◆ **RECORDS PROVIDED**
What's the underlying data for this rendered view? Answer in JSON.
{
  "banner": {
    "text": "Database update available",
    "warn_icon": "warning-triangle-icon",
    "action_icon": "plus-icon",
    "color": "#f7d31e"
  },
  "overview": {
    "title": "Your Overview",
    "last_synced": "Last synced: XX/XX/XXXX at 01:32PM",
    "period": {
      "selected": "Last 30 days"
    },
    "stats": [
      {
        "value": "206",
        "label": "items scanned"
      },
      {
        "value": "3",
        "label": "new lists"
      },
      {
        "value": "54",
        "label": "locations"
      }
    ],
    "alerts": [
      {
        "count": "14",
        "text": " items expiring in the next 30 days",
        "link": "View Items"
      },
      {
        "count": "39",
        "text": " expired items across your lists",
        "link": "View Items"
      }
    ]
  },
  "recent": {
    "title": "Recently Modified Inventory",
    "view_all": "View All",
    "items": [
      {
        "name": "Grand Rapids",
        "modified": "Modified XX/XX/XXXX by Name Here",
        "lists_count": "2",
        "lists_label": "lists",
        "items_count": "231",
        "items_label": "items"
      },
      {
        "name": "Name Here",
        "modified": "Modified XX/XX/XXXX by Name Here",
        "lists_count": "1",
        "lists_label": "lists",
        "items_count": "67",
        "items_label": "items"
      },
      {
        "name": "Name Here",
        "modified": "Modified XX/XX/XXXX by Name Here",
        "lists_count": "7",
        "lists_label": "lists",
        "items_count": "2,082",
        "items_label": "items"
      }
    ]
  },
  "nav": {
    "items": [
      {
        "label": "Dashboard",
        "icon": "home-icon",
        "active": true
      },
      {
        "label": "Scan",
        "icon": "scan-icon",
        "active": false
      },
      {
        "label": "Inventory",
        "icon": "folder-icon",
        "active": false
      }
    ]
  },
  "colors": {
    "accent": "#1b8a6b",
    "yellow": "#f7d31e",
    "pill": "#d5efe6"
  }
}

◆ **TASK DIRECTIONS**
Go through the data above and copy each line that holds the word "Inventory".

◆ **FINISHED EXERCISE**
    "title": "Recently Modified Inventory",
        "label": "Inventory",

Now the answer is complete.